Records provided —

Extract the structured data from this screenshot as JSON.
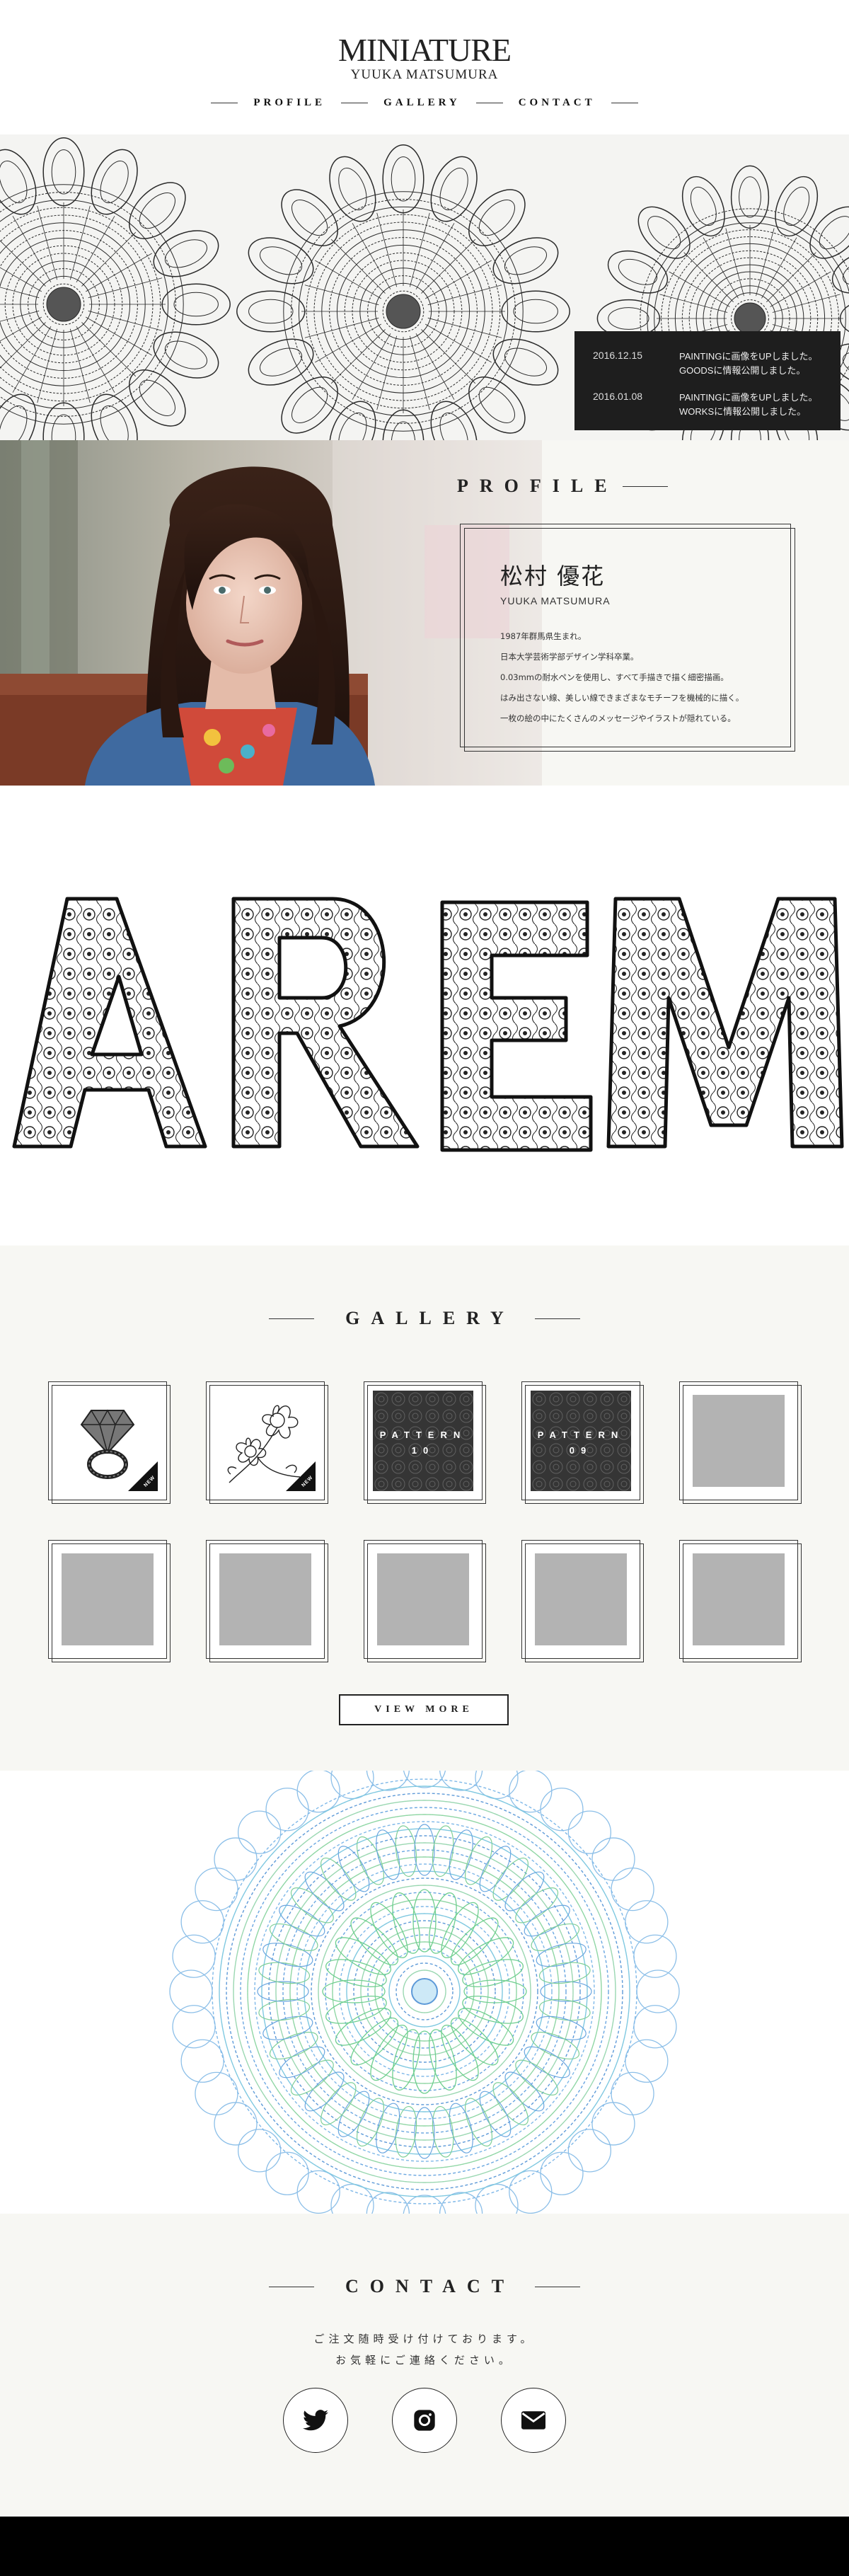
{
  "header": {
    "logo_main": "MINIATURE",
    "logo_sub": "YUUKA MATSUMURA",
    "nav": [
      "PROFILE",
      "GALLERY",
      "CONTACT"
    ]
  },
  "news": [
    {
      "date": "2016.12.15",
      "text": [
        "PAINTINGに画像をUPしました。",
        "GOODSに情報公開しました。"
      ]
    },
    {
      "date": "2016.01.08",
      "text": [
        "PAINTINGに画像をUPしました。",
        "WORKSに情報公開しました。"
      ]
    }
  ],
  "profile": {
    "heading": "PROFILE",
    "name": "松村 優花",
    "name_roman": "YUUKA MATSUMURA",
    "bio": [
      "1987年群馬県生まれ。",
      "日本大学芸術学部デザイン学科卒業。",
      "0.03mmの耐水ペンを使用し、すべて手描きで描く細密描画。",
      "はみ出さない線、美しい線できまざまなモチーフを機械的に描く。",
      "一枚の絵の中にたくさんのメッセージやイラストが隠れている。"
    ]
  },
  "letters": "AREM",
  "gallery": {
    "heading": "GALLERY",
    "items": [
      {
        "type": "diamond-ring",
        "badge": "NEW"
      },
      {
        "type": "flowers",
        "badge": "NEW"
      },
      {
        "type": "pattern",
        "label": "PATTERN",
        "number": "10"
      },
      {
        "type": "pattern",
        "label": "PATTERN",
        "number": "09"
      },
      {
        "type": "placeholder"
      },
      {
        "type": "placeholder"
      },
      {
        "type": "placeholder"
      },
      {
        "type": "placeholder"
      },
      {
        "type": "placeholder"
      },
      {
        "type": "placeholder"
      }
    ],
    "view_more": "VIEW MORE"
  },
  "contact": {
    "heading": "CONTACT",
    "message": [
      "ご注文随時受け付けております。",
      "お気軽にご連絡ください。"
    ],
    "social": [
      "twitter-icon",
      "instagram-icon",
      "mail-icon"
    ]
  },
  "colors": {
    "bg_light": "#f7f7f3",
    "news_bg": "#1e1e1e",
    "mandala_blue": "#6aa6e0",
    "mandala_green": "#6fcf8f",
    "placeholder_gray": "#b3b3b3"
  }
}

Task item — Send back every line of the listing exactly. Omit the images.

Output of the exercise —
Extract the structured data from this screenshot as JSON.
{
  "header": {
    "logo_main": "MINIATURE",
    "logo_sub": "YUUKA MATSUMURA",
    "nav": [
      "PROFILE",
      "GALLERY",
      "CONTACT"
    ]
  },
  "news": [
    {
      "date": "2016.12.15",
      "text": [
        "PAINTINGに画像をUPしました。",
        "GOODSに情報公開しました。"
      ]
    },
    {
      "date": "2016.01.08",
      "text": [
        "PAINTINGに画像をUPしました。",
        "WORKSに情報公開しました。"
      ]
    }
  ],
  "profile": {
    "heading": "PROFILE",
    "name": "松村 優花",
    "name_roman": "YUUKA MATSUMURA",
    "bio": [
      "1987年群馬県生まれ。",
      "日本大学芸術学部デザイン学科卒業。",
      "0.03mmの耐水ペンを使用し、すべて手描きで描く細密描画。",
      "はみ出さない線、美しい線できまざまなモチーフを機械的に描く。",
      "一枚の絵の中にたくさんのメッセージやイラストが隠れている。"
    ]
  },
  "letters": "AREM",
  "gallery": {
    "heading": "GALLERY",
    "items": [
      {
        "type": "diamond-ring",
        "badge": "NEW"
      },
      {
        "type": "flowers",
        "badge": "NEW"
      },
      {
        "type": "pattern",
        "label": "PATTERN",
        "number": "10"
      },
      {
        "type": "pattern",
        "label": "PATTERN",
        "number": "09"
      },
      {
        "type": "placeholder"
      },
      {
        "type": "placeholder"
      },
      {
        "type": "placeholder"
      },
      {
        "type": "placeholder"
      },
      {
        "type": "placeholder"
      },
      {
        "type": "placeholder"
      }
    ],
    "view_more": "VIEW MORE"
  },
  "contact": {
    "heading": "CONTACT",
    "message": [
      "ご注文随時受け付けております。",
      "お気軽にご連絡ください。"
    ],
    "social": [
      "twitter-icon",
      "instagram-icon",
      "mail-icon"
    ]
  },
  "colors": {
    "bg_light": "#f7f7f3",
    "news_bg": "#1e1e1e",
    "mandala_blue": "#6aa6e0",
    "mandala_green": "#6fcf8f",
    "placeholder_gray": "#b3b3b3"
  }
}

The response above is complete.